Jim Carrey shot out of nowhere to become one of the biggest movie stars on the planet in 1994 after Ace Ventura: Pet Detective, The Mask and Dumb and Dumber were all released within ten months of each other to huge box office success, with the leading man utilizing his whirlwind charisma, rubber-faced antics and penchant for physical comedy to instantly establish himself as a major draw.

The following year, Carrey reprised one of his breakout roles in Ace Ventura: When Nature Calls, but after that it would be almost two decades until he made another sequel to one of his films when Dumb and Dumber To arrived in 2014. In the meantime, several of his most popular titles got second installments without his involvement, and they were all terrible.
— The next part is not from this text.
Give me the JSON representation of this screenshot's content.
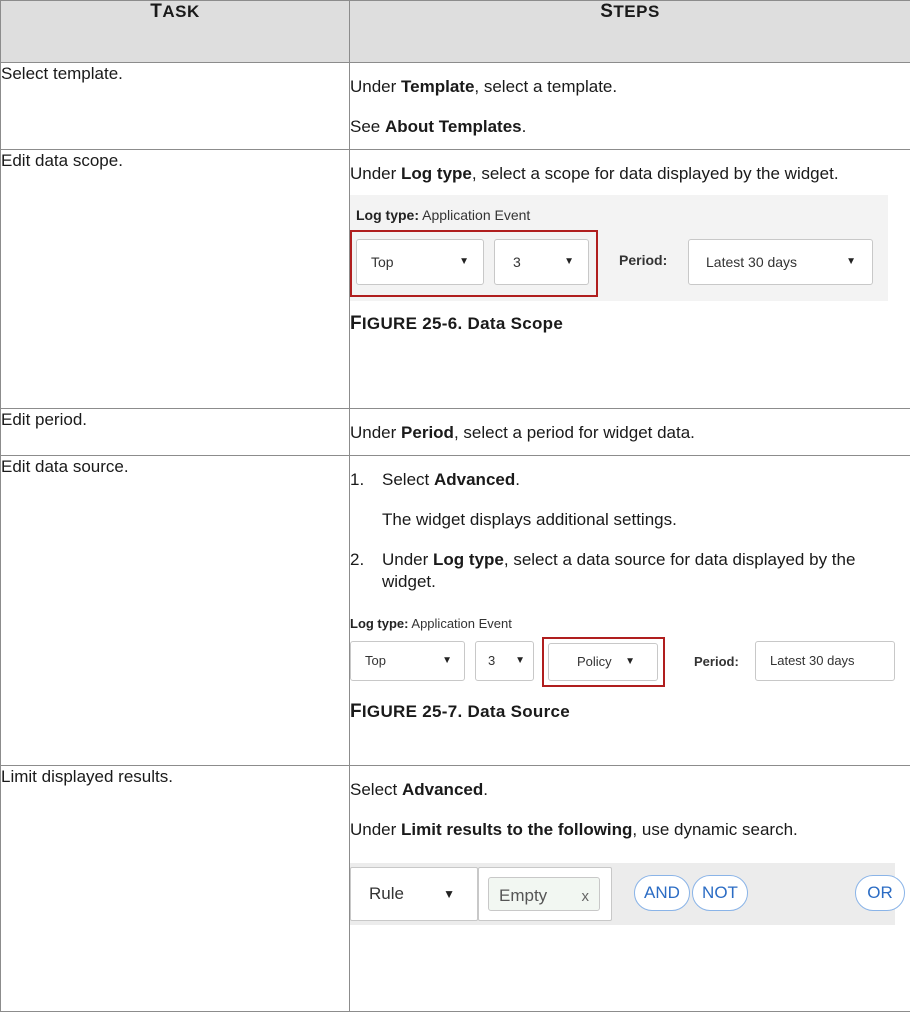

Son of the Mask is regarded as one of the worst movies of the 21st Century, Dumb and Dumberer: When Harry Met Lloyd was savaged by critics, the $175 million Evan Almighty still ranks as the most expensive comedy ever made and an all-timer of a box office flop, while even Ace Ventura Jr.: Pet Detective was torn apart despite being quietly shuffled onto home video back in 2009.

Bruce Almighty

Making sequels to hit movies without the original cast members is hardly a new phenomenon, but making sequels to Jim Carrey films without Jim Carrey was always going to result in failure. He was the star of the show and the projects in question were almost entirely marketed and sold on his presence and the comic connotations that come with it, so it’s little wonder people were nowhere near as interested in seeing the stories continue without the main driving force and selling point being present.

As ScreenRant explains:

Carrey is an extremely unique comedic performer, with a manic energy and boundless charisma that few others can compete with. This is shown by how much his roles, and the films he stars in, are tailor-made for him. They’re designed to accentuate Carrey’s positives to the nth degree, and so much of what makes The Mask, Dumb and Dumber, and Bruce Almighty work comes down to Carrey’s performances. Even someone as acclaimed as Steve Carell is still a very different actor to Carrey, and trying to slot him into the template Bruce Almighty established just didn’t work, especially since Evan Baxter’s switch from jerk to nice guy didn’t make such sense. Yet, when a movie is built specifically for Carell to lead, he nails it.

Tell us, though, which films would you like to see the actor revisit in the future? Let us know down below.